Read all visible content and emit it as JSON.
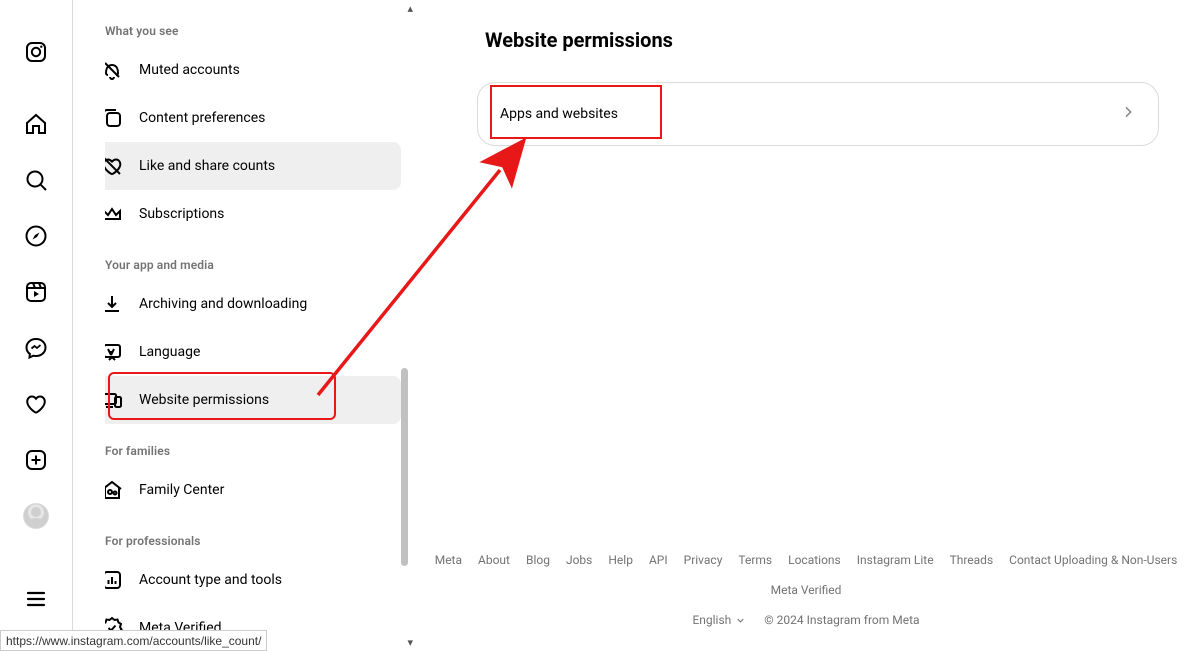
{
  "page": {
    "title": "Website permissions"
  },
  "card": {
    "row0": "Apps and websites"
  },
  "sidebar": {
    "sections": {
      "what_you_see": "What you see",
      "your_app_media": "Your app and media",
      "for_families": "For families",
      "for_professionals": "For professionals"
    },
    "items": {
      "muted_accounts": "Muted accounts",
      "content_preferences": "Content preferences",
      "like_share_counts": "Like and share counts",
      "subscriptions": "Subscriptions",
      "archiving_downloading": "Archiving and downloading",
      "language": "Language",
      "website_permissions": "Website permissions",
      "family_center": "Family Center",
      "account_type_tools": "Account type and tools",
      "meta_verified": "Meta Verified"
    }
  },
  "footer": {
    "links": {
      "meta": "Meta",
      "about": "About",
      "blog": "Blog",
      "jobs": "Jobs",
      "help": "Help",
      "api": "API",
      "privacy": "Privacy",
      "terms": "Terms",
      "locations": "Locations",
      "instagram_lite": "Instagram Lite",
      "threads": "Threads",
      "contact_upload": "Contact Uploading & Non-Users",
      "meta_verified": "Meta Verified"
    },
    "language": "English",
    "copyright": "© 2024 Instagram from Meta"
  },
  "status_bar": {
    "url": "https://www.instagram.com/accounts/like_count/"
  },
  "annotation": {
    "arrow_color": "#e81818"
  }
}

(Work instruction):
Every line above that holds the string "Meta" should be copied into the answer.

(The completed task):
      "meta_verified": "Meta Verified"
      "meta": "Meta",
      "meta_verified": "Meta Verified"
    "copyright": "© 2024 Instagram from Meta"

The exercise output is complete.